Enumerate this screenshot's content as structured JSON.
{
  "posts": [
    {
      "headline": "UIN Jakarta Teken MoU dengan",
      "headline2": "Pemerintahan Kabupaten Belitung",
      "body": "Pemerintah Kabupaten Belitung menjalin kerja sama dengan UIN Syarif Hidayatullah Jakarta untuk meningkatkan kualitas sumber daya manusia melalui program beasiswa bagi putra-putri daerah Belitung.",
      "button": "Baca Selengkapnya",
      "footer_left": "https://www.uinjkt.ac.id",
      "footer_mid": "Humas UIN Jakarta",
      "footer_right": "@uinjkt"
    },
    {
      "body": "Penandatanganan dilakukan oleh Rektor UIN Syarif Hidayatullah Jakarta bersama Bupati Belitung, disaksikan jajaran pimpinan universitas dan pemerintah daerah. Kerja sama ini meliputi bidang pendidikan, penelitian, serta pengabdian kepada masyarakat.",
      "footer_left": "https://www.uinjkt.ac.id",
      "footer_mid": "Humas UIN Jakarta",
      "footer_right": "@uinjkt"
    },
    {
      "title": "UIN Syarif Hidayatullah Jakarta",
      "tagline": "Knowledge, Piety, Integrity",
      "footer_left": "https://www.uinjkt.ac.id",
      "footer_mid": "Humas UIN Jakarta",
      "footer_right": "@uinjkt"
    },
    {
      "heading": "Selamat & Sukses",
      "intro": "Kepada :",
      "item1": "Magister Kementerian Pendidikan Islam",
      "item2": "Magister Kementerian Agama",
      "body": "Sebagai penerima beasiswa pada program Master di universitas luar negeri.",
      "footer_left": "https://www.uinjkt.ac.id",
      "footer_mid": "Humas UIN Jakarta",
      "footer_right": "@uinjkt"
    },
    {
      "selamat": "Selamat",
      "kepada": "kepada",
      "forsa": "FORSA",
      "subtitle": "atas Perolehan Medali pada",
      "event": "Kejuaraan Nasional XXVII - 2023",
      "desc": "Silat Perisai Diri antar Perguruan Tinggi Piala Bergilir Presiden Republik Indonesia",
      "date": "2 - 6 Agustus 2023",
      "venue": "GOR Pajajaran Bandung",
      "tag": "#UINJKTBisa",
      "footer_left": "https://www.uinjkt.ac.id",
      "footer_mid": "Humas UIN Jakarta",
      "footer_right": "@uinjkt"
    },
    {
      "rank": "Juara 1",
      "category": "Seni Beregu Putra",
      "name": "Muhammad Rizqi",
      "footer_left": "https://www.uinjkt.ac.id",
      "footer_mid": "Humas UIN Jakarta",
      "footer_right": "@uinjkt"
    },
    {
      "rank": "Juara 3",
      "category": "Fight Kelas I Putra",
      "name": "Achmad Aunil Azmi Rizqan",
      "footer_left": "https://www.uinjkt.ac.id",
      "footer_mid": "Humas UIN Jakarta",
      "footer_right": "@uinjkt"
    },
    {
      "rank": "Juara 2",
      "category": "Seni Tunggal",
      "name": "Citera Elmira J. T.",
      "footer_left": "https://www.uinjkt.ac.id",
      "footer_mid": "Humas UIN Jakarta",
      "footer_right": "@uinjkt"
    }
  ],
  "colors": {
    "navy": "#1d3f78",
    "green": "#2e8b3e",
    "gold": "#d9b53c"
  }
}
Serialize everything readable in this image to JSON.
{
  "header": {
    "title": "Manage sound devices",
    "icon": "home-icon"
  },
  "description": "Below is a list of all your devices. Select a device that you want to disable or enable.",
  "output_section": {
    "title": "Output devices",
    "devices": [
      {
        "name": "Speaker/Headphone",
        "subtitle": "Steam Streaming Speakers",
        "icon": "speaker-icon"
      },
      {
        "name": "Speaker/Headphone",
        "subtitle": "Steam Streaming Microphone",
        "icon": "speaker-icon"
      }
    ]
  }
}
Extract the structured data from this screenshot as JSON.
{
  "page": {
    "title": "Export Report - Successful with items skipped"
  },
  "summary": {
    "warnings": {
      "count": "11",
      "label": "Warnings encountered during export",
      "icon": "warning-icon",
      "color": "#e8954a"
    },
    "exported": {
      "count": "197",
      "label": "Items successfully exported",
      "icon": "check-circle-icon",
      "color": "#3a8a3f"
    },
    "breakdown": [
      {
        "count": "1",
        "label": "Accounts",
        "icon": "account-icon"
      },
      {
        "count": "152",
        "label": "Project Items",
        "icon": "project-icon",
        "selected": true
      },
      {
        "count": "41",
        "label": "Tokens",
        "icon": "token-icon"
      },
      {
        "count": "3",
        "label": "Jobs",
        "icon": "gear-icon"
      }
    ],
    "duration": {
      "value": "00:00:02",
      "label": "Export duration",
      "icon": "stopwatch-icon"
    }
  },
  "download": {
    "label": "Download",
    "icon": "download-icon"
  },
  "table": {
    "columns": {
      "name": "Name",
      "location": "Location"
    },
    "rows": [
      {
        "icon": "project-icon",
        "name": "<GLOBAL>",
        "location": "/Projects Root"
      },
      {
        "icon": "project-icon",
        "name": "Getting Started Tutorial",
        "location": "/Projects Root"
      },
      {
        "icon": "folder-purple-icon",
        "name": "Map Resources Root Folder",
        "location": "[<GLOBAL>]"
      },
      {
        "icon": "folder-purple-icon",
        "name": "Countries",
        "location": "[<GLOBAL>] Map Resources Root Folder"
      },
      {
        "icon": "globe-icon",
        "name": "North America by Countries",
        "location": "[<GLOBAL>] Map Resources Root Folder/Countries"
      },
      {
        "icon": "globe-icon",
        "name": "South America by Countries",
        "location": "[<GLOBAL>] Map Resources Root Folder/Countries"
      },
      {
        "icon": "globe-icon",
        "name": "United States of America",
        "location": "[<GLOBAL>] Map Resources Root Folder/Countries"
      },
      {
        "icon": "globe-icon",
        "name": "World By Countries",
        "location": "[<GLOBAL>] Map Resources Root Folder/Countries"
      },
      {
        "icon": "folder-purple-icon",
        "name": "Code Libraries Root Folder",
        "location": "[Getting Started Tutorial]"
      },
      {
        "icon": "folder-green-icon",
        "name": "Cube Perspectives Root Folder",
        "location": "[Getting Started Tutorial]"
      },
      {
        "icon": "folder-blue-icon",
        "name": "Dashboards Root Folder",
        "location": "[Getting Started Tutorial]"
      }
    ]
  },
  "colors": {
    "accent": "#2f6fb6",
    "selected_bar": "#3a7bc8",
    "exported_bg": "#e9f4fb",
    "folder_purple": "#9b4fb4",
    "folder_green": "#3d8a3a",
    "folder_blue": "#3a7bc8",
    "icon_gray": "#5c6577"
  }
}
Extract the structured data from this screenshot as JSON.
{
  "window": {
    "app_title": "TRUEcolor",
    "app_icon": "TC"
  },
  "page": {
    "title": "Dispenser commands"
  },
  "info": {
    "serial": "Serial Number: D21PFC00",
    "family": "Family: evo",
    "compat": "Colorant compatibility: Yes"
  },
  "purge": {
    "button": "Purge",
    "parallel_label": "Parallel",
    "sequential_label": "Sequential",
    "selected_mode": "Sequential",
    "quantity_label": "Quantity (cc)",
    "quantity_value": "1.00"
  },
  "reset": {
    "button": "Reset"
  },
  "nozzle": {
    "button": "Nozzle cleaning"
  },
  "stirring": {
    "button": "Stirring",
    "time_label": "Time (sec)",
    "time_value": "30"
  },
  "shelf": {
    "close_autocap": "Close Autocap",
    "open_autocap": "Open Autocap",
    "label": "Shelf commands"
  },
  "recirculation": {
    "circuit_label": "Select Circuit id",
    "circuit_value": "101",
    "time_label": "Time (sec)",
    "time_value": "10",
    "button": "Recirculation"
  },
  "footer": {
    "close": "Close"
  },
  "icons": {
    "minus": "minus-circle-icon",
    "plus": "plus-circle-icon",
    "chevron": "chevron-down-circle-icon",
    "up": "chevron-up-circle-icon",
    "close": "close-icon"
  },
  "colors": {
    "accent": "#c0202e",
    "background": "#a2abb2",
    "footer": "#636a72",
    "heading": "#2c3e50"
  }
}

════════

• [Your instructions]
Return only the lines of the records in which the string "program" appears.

• [Solved exercise]
      "body": "Pemerintah Kabupaten Belitung menjalin kerja sama dengan UIN Syarif Hidayatullah Jakarta untuk meningkatkan kualitas sumber daya manusia melalui program beasiswa bagi putra-putri daerah Belitung.",
      "body": "Sebagai penerima beasiswa pada program Master di universitas luar negeri.",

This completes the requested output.